Poverty stops kids from reaching genetic potential

Being poor can prevent young children from reaching their full genetic potential of mental ability, a new study shows.

Researchers at the University of Texas at Austin looked at 750 sets of twins who took a test of cognitive ability at ages 10 months and two years. During the tests the children were asked to perform such tasks as pulling a string to ring a bell, placing three cubes in a cup, and matching pictures.

At 10 months, children from all socioeconomic backgrounds performed the same on the test. But by two years, children from richer families scored significantly higher than those from poorer families, the investigators found.

The study results, published in the journal Psychological Science, don't suggest that children from wealthier families are genetically superior or smarter. These children simply have more opportunity to reach their potential, explained study author Elliott Tucker-Drob, an assistant professor of psychology, in a university news release.

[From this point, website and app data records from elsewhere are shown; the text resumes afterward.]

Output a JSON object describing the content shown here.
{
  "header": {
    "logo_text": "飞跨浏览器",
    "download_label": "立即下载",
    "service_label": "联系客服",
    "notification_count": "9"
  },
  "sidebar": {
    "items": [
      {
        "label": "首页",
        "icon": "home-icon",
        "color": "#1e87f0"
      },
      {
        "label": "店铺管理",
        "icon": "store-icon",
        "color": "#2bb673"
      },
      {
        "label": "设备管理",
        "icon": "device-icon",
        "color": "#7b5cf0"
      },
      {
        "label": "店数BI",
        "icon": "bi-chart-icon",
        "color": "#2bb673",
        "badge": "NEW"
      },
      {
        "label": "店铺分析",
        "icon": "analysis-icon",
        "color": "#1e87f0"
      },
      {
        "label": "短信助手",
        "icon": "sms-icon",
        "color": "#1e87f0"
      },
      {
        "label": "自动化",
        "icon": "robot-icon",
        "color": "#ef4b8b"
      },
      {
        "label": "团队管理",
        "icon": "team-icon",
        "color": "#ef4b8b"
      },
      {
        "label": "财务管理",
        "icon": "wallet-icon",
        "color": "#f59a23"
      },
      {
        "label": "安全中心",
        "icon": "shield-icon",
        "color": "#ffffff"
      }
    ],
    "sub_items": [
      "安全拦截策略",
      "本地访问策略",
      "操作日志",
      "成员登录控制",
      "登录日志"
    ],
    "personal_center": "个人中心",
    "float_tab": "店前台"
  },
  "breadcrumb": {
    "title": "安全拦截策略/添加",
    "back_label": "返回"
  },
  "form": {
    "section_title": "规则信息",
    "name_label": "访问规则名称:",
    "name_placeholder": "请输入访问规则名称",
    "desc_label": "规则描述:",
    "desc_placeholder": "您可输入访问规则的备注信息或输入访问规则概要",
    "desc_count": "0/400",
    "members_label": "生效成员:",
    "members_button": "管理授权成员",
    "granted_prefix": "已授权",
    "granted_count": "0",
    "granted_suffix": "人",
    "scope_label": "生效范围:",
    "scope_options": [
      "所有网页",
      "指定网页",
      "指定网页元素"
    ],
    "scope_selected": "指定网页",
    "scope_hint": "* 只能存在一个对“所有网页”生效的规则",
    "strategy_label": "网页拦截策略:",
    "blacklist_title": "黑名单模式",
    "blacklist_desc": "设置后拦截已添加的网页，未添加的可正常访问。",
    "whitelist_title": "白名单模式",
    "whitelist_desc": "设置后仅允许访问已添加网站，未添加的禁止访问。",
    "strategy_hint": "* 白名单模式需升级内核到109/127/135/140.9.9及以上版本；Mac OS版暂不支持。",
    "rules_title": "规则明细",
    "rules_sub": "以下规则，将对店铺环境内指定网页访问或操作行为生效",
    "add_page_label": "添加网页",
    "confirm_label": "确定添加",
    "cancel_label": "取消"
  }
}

Nature vs nurture

These findings indicate that "nature" and "nurture" work together to affect a child's development and that the right environment can help children begin to reach their genetic potential at a much younger age than previously thought, he added.

"You can't have environmental contributions to a child's development without genetics. And you can't have genetic contributions without environment. Socioeconomic disadvantages suppress children's genetic potentials," Tucker-Drob said.


(Copyright © 2010 HealthDay. All rights reserved.)

We live in a world where facts and fiction get blurred
In times of uncertainty you need journalism you can trust. For only R75 per month, you have access to a world of in-depth analyses, investigative journalism, top opinions and a range of features. Journalism strengthens democracy. Invest in the future today.
Subscribe to News24
Voting Booth
Have you entered our Health of the Nation survey?
Please select an option Oops! Something went wrong, please try again later.
Results
Yes
33% - 9321 votes
No
67% - 18660 votes
Vote